Page and application data records
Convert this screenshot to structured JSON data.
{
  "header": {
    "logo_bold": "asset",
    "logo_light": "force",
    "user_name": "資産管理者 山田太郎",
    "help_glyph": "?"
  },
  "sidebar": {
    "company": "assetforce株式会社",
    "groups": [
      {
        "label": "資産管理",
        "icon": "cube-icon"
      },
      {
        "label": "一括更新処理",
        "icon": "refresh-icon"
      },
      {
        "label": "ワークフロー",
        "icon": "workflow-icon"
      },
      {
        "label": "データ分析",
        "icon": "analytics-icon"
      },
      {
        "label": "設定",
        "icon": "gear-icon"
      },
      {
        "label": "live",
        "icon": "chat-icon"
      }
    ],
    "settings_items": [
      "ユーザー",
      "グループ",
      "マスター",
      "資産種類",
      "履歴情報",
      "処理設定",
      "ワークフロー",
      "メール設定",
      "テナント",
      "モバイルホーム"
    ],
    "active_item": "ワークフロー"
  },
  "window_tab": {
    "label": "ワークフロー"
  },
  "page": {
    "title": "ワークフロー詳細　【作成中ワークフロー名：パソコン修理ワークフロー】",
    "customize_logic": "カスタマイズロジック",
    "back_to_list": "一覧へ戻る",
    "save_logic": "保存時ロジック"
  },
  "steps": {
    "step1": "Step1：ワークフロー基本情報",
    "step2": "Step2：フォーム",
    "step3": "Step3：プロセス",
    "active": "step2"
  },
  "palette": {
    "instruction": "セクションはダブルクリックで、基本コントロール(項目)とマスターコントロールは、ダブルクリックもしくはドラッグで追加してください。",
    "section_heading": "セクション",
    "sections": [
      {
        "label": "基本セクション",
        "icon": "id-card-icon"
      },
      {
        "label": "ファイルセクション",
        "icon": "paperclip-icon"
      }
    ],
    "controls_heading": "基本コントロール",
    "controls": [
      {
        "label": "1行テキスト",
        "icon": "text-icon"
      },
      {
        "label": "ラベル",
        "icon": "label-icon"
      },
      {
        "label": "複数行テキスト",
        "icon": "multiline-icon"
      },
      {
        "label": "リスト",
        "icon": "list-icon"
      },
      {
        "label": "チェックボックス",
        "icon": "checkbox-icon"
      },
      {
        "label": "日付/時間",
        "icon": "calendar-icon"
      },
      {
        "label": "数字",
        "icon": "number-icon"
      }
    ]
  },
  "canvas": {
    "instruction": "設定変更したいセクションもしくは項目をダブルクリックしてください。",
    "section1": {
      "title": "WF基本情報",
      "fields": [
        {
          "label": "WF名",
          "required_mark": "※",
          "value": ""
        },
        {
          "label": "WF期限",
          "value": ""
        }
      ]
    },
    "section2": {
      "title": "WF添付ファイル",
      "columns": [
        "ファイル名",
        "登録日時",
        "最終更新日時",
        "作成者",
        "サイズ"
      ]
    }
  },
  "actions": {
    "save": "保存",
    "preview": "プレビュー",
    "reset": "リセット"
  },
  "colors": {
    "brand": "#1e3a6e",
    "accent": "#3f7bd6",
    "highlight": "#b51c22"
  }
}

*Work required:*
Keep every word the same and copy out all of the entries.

*Task answer:*
Convert this screenshot to structured JSON data.
{
  "header": {
    "logo_bold": "asset",
    "logo_light": "force",
    "user_name": "資産管理者 山田太郎",
    "help_glyph": "?"
  },
  "sidebar": {
    "company": "assetforce株式会社",
    "groups": [
      {
        "label": "資産管理",
        "icon": "cube-icon"
      },
      {
        "label": "一括更新処理",
        "icon": "refresh-icon"
      },
      {
        "label": "ワークフロー",
        "icon": "workflow-icon"
      },
      {
        "label": "データ分析",
        "icon": "analytics-icon"
      },
      {
        "label": "設定",
        "icon": "gear-icon"
      },
      {
        "label": "live",
        "icon": "chat-icon"
      }
    ],
    "settings_items": [
      "ユーザー",
      "グループ",
      "マスター",
      "資産種類",
      "履歴情報",
      "処理設定",
      "ワークフロー",
      "メール設定",
      "テナント",
      "モバイルホーム"
    ],
    "active_item": "ワークフロー"
  },
  "window_tab": {
    "label": "ワークフロー"
  },
  "page": {
    "title": "ワークフロー詳細　【作成中ワークフロー名：パソコン修理ワークフロー】",
    "customize_logic": "カスタマイズロジック",
    "back_to_list": "一覧へ戻る",
    "save_logic": "保存時ロジック"
  },
  "steps": {
    "step1": "Step1：ワークフロー基本情報",
    "step2": "Step2：フォーム",
    "step3": "Step3：プロセス",
    "active": "step2"
  },
  "palette": {
    "instruction": "セクションはダブルクリックで、基本コントロール(項目)とマスターコントロールは、ダブルクリックもしくはドラッグで追加してください。",
    "section_heading": "セクション",
    "sections": [
      {
        "label": "基本セクション",
        "icon": "id-card-icon"
      },
      {
        "label": "ファイルセクション",
        "icon": "paperclip-icon"
      }
    ],
    "controls_heading": "基本コントロール",
    "controls": [
      {
        "label": "1行テキスト",
        "icon": "text-icon"
      },
      {
        "label": "ラベル",
        "icon": "label-icon"
      },
      {
        "label": "複数行テキスト",
        "icon": "multiline-icon"
      },
      {
        "label": "リスト",
        "icon": "list-icon"
      },
      {
        "label": "チェックボックス",
        "icon": "checkbox-icon"
      },
      {
        "label": "日付/時間",
        "icon": "calendar-icon"
      },
      {
        "label": "数字",
        "icon": "number-icon"
      }
    ]
  },
  "canvas": {
    "instruction": "設定変更したいセクションもしくは項目をダブルクリックしてください。",
    "section1": {
      "title": "WF基本情報",
      "fields": [
        {
          "label": "WF名",
          "required_mark": "※",
          "value": ""
        },
        {
          "label": "WF期限",
          "value": ""
        }
      ]
    },
    "section2": {
      "title": "WF添付ファイル",
      "columns": [
        "ファイル名",
        "登録日時",
        "最終更新日時",
        "作成者",
        "サイズ"
      ]
    }
  },
  "actions": {
    "save": "保存",
    "preview": "プレビュー",
    "reset": "リセット"
  },
  "colors": {
    "brand": "#1e3a6e",
    "accent": "#3f7bd6",
    "highlight": "#b51c22"
  }
}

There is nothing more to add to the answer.